⟨
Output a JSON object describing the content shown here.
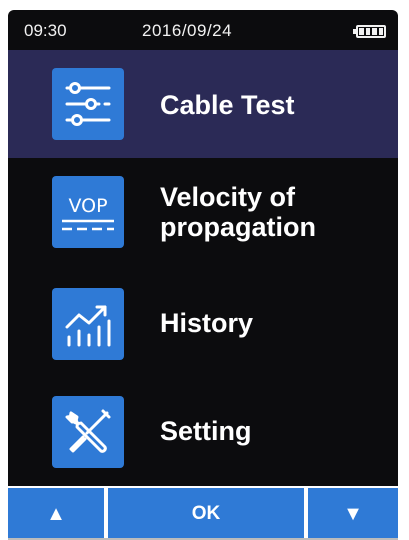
{
  "status_bar": {
    "time": "09:30",
    "date": "2016/09/24",
    "battery_icon": "battery-full-icon"
  },
  "menu": {
    "items": [
      {
        "label_line1": "Cable Test",
        "label_line2": "",
        "icon": "sliders-icon",
        "selected": true
      },
      {
        "label_line1": "Velocity of",
        "label_line2": "propagation",
        "icon": "vop-icon",
        "selected": false
      },
      {
        "label_line1": "History",
        "label_line2": "",
        "icon": "trend-chart-icon",
        "selected": false
      },
      {
        "label_line1": "Setting",
        "label_line2": "",
        "icon": "wrench-screwdriver-icon",
        "selected": false
      }
    ]
  },
  "vop_icon_text": "VOP",
  "buttons": {
    "up_label": "▲",
    "ok_label": "OK",
    "down_label": "▼"
  },
  "colors": {
    "accent": "#2f7ad6",
    "selected_bg": "#2b2a56",
    "screen_bg": "#0c0c0e"
  }
}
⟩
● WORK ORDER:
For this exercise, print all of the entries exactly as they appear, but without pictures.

● ANSWER TO THE EXERCISE:
Output a JSON object describing the content shown here.
{
  "status_bar": {
    "time": "09:30",
    "date": "2016/09/24",
    "battery_icon": "battery-full-icon"
  },
  "menu": {
    "items": [
      {
        "label_line1": "Cable Test",
        "label_line2": "",
        "icon": "sliders-icon",
        "selected": true
      },
      {
        "label_line1": "Velocity of",
        "label_line2": "propagation",
        "icon": "vop-icon",
        "selected": false
      },
      {
        "label_line1": "History",
        "label_line2": "",
        "icon": "trend-chart-icon",
        "selected": false
      },
      {
        "label_line1": "Setting",
        "label_line2": "",
        "icon": "wrench-screwdriver-icon",
        "selected": false
      }
    ]
  },
  "vop_icon_text": "VOP",
  "buttons": {
    "up_label": "▲",
    "ok_label": "OK",
    "down_label": "▼"
  },
  "colors": {
    "accent": "#2f7ad6",
    "selected_bg": "#2b2a56",
    "screen_bg": "#0c0c0e"
  }
}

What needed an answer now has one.